    It follows, that no employment of the pure Reason can ever refer to anything but objects of experience, and, as in axioms à priori, nothing empirical can be the condition, they can be nothing more than principles of the possibility of experience generally. This alone is the true and adequate foundation of the determination of the boundary of the pure Reason, but not the solution of the problem: how experience is possible by means of these categories and only by means of them. The last problem, although even without it the structure would be firm, has meanwhile great importance, and, as I now see, equally great facility, since it can be solved well-nigh by a single conclusion from the precisely determined definition of a judgment in general (an act by which the given presentations first become cognitions of an object). The obscurity which, in this portion of the deduction attaches to my previous operations, and which I do not disclaim, is attributable to the usual fortune of the understanding in research, the shortest way being commonly not the first it is aware of. I shall, therefore, take the earliest opportunity of supplying this defect (which more concerns the style of exposition than the ground of explanation, which is given correctly enough, even there) without placing my acute critic in the, doubtless, to himself, unpleasant necessity of taking refuge in a pre-established harmony, by reason of the unaccountable agreement of the phenomena with the laws of the understanding notwithstanding that the latter have sources quite distinct from the former—a remedy, by the way, far worse than the evil it is intended to cure, and against which it can really avail nothing at all. For the objective necessity in question, characterising the pure conceptions of the understanding (and the principles of their application to phenomena) cannot come out of this. For instance, in the conception of cause in connection with effect, everything remains merely subjectively necessary, but objectively simply chance combination, just as Hume has it, when he terms it mere illusion through custom. No system in the world can derive this necessity otherwise than from the pure à priori principles lying at the foundation of the possibility of thought itself, whereby alone the cognition of objects whose phenomenon is given us, that is, experience, is possible; and even supposing that the mode, how experience is thereby possible, were never adequately explained, it would remain indisputably certain that it is merely possible through these conceptions, and conversely that these conceptions are capable of no meaning or employment in any other reference than to objects of possible experience.

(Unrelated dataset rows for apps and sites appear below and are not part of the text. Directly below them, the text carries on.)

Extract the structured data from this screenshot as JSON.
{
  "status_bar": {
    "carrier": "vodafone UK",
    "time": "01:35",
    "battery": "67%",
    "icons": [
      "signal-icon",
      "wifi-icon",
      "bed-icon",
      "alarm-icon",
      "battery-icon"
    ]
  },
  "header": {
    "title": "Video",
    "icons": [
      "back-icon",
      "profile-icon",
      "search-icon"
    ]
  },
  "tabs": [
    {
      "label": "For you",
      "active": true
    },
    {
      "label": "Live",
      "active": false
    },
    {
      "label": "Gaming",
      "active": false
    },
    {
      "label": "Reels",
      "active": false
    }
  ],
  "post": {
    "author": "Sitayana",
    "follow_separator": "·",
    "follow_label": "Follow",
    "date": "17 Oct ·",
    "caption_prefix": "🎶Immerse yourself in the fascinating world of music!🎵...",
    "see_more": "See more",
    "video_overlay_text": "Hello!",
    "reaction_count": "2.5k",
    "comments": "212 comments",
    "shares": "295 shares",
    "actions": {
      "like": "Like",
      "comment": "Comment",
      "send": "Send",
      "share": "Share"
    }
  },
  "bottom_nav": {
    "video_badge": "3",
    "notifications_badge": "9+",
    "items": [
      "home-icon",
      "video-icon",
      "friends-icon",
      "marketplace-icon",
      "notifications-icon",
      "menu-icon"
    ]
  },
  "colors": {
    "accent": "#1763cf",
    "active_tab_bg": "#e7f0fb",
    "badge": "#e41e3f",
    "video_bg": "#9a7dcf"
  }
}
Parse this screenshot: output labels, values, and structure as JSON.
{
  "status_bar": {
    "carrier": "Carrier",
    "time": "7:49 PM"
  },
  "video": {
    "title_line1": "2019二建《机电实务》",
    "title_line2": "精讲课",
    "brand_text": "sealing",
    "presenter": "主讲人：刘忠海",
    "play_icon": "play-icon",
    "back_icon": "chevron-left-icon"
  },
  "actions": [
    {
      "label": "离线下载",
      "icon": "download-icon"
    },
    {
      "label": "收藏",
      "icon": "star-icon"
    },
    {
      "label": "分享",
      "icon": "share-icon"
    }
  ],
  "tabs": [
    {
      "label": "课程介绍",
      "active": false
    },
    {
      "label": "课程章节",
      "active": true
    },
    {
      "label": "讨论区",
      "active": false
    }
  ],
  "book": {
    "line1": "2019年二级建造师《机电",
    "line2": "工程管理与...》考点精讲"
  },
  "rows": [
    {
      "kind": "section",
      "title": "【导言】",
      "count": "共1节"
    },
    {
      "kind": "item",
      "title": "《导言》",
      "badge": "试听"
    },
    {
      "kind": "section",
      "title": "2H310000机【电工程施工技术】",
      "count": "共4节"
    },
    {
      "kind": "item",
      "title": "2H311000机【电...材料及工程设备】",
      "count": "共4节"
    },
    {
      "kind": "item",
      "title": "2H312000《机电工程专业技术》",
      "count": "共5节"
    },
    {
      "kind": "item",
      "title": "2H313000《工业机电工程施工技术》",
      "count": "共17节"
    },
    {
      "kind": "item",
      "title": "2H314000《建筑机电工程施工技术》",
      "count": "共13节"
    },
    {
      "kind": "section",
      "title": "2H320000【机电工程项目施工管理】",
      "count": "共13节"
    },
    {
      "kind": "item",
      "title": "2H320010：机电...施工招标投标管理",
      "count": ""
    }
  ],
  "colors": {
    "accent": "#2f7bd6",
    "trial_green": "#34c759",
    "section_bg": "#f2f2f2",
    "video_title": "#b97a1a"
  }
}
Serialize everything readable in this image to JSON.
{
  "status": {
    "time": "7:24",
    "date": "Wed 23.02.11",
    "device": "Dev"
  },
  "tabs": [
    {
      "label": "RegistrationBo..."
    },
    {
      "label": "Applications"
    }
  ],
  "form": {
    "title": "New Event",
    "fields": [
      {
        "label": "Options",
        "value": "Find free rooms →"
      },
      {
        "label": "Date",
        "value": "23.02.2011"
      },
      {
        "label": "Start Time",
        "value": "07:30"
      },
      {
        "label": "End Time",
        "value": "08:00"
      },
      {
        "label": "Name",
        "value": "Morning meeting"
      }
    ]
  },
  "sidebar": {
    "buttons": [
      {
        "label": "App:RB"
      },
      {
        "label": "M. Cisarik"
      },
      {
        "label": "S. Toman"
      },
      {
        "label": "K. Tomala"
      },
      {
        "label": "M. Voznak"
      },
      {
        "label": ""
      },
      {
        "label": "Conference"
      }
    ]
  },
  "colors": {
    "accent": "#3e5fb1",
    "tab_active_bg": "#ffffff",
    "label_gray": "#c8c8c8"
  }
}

  3. Gloria geometria, quod tam paucis principiis aliunde petitis tam multa praestet.—Newton, Princ. Phil. Nat. Math. Praefat.